Repeat the listing exactly, minus the pictures.
(DATA TO PROCESS Opens)
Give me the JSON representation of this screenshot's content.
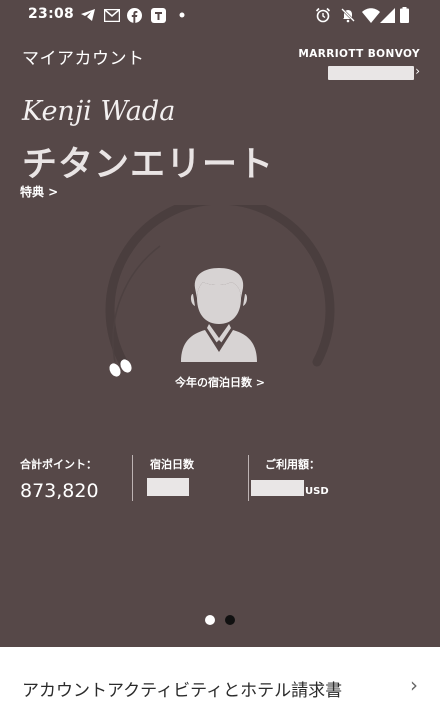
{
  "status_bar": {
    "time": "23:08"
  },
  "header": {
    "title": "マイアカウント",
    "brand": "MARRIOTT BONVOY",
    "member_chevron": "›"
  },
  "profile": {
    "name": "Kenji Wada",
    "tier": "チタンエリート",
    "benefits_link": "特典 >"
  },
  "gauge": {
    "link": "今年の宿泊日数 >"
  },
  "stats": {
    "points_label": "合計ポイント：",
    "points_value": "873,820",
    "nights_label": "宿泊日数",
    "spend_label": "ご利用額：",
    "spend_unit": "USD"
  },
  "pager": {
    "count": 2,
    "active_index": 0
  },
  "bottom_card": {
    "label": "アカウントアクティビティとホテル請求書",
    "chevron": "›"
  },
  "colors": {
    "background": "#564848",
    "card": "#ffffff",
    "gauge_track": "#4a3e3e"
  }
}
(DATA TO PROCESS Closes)
### RESULT:
Give me the JSON representation of this screenshot's content.
{
  "status_bar": {
    "time": "23:08"
  },
  "header": {
    "title": "マイアカウント",
    "brand": "MARRIOTT BONVOY",
    "member_chevron": "›"
  },
  "profile": {
    "name": "Kenji Wada",
    "tier": "チタンエリート",
    "benefits_link": "特典 >"
  },
  "gauge": {
    "link": "今年の宿泊日数 >"
  },
  "stats": {
    "points_label": "合計ポイント：",
    "points_value": "873,820",
    "nights_label": "宿泊日数",
    "spend_label": "ご利用額：",
    "spend_unit": "USD"
  },
  "pager": {
    "count": 2,
    "active_index": 0
  },
  "bottom_card": {
    "label": "アカウントアクティビティとホテル請求書",
    "chevron": "›"
  },
  "colors": {
    "background": "#564848",
    "card": "#ffffff",
    "gauge_track": "#4a3e3e"
  }
}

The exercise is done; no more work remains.